Some Recent L.A. City Bikeway Improvements

Newly protected bike lanes on Manchester Avenue. All photos by Joe Linton/Streetsblog L.A.
Newly protected bike lanes on Manchester Avenue. All photos by Joe Linton/Streetsblog L.A.

Streetsblog is working to compile our annual post analyzing L.A. City’s new and upgraded bikeways. SBLA is still confirming overall figures, but it appears that the city Transportation Department’s (LADOT) bikeway recent output is fairly similar to the prior year: several quality facilities, quite a bit of minimal upgrades (mainly adding new buffers to existing bike lanes), some missed opportunities, and overall new mileage still way below the annual quantities seen under prior Mayor Antonio Villaraigosa’s mandate.

SBLA has previously reported on several worthwhile new bike facilities that LADOT installed during FY20-21:

Readers can expect the full FY20-21 detailed post within the next two weeks. Below is a preview of a few of LADOT’s new and upgraded facilities that SBLA had not covered earlier.

New bike lanes
Foothill Boulevard’s new protected bike lanes extend across the historic Big Tujunga Wash bridge made famous in the movie Chinatown

In Lakeview Terrace, LADOT installed 1.5 miles of new protected bike lane on Foothill Boulevard. These extend the existing Foothill bike lanes – east of Wentworth Avenue – all the way to Wheatland Avenue. These lanes are part of a suite of Foothill Blvd Traffic Safety Improvements shepherded by City Councilmember Monica Rodriguez in response to a tragic October 2020 hit-and-run car crash where a driver killed two horses and seriously injured the people riding them.

Near LAX – and nearly under Metro’s under-construction Crenshaw Line – Manchester Avenue received a significant upgrade, with existing bike lanes upgraded to protected bike lanes – between Truxton and Osage Avenues. (Photo at top of post)

Newly protected bike lanes on Winnetka xx
Newly protected bike lanes on Winnetka Avenue

In the Northeast Valley (where one Valley leader tweeted yesterday “No one is riding a bike”), LADOT upgraded existing Winnetka Avenue conventional bike lanes to protected ones. These extend the existing Winnetka protected bike lanes south from Lassen Street to Plummer Street.

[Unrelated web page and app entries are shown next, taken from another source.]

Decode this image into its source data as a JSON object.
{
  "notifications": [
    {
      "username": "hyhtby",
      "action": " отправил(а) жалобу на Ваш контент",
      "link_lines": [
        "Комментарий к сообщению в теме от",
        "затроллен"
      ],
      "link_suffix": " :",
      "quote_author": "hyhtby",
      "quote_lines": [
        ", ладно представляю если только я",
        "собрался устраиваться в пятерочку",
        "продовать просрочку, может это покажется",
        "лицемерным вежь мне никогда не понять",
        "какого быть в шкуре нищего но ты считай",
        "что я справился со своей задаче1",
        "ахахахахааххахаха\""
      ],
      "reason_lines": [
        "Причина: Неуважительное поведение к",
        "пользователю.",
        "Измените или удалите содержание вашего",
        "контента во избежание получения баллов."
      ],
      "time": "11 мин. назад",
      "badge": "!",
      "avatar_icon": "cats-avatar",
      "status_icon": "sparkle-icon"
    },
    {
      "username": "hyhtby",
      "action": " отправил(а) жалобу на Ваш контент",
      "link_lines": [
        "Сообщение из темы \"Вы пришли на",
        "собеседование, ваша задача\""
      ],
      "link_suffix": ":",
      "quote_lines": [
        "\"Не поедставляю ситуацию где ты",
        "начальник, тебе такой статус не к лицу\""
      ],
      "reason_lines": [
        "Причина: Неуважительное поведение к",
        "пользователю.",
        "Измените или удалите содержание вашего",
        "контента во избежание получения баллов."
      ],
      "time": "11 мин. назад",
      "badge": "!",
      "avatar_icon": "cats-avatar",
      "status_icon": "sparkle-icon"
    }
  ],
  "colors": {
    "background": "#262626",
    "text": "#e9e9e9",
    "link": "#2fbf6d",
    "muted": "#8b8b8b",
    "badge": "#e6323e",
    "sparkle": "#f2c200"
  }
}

New buffer added to existing MLK Boulevard bike lanes in South L.A.
New buffer added to existing MLK Boulevard bike lanes in South L.A.

It’s not all protected bike lanes out there, though. Among the year’s minor upgrades, in South L.A., LADOT added a new buffer to a few blocks of Martin Luther King Jr. Boulevard’s existing bike lanes – between Buckingham Road and Marlton Avenue – just west of the lately-contested Crenshaw Plaza mall. Adding a buffer is just a tiny step in the right direction, but does not extend the city’s inadequate bikeway network.

Lastly, below is a challenge for readers.

There’s a new stretch of L.A. City bikeway with this new right-turn only signage, which Streetsblog believes is unique among the city’s bikeways:

Can anyone identify where this new bikeway right turn signage is located?
Can anyone identify where this new bikeway right turn sign is located?

Readers – can you identify where the new mystery sign is located? Put your answer in the comments below.


LADOT Releases Annual Report, New Bikeway Mileage Declining

Last week, the L.A. City Department of Transportation (LADOT) released its Annual Report for the 2015-2016 Fiscal Year [PDF]. There are plenty of worthwhile accomplishments detailed in the annual report, but some disappointing news in that LADOT bikeway implementation has slowed. Among the good news are some features that Streetsblog readers may be familiar with: […]
LADOT recently installed protected bike lanes on Foothill Boulevard in Sunland-Tujunga. Photos by Joe Linton/Streetsblog L.A.

New Protected Bike Lanes on Foothill Blvd in Sunland-Tujunga

In early April, LADOT added protected bike lanes to a 0.7-mile stretch of Foothill Boulevard in the Sunland neighborhood of the city of Los Angeles. The protected lanes extend from the Tujunga Wash bridge (just west of Wentworth Street) to Sunland Boulevard. The project closed a gap between existing bike lanes on Sunland Boulevard and […]